### Instructions for the task
The answer should consist of every record, reproduced exactly.

Top of Data under study

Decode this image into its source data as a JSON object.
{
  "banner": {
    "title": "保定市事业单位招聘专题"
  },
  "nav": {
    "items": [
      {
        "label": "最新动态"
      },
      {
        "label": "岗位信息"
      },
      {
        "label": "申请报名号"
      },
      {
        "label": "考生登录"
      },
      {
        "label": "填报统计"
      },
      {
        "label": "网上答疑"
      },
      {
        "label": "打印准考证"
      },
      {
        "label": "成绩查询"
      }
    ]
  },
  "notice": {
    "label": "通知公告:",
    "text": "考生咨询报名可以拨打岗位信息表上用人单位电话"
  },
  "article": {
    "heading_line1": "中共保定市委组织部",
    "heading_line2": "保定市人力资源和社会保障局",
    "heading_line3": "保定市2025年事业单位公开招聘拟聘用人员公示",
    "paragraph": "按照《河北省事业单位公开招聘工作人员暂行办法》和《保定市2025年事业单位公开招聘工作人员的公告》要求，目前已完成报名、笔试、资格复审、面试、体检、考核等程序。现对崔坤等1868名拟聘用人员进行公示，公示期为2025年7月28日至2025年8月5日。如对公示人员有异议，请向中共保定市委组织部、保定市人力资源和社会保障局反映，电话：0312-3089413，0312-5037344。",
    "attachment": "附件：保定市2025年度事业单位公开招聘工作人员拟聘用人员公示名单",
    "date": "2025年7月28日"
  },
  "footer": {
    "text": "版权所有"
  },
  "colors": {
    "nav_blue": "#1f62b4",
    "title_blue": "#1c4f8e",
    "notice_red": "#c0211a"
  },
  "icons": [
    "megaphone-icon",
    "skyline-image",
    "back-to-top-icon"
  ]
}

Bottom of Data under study

### Answer for this exercise
Decode this image into its source data as a JSON object.
{
  "banner": {
    "title": "保定市事业单位招聘专题"
  },
  "nav": {
    "items": [
      {
        "label": "最新动态"
      },
      {
        "label": "岗位信息"
      },
      {
        "label": "申请报名号"
      },
      {
        "label": "考生登录"
      },
      {
        "label": "填报统计"
      },
      {
        "label": "网上答疑"
      },
      {
        "label": "打印准考证"
      },
      {
        "label": "成绩查询"
      }
    ]
  },
  "notice": {
    "label": "通知公告:",
    "text": "考生咨询报名可以拨打岗位信息表上用人单位电话"
  },
  "article": {
    "heading_line1": "中共保定市委组织部",
    "heading_line2": "保定市人力资源和社会保障局",
    "heading_line3": "保定市2025年事业单位公开招聘拟聘用人员公示",
    "paragraph": "按照《河北省事业单位公开招聘工作人员暂行办法》和《保定市2025年事业单位公开招聘工作人员的公告》要求，目前已完成报名、笔试、资格复审、面试、体检、考核等程序。现对崔坤等1868名拟聘用人员进行公示，公示期为2025年7月28日至2025年8月5日。如对公示人员有异议，请向中共保定市委组织部、保定市人力资源和社会保障局反映，电话：0312-3089413，0312-5037344。",
    "attachment": "附件：保定市2025年度事业单位公开招聘工作人员拟聘用人员公示名单",
    "date": "2025年7月28日"
  },
  "footer": {
    "text": "版权所有"
  },
  "colors": {
    "nav_blue": "#1f62b4",
    "title_blue": "#1c4f8e",
    "notice_red": "#c0211a"
  },
  "icons": [
    "megaphone-icon",
    "skyline-image",
    "back-to-top-icon"
  ]
}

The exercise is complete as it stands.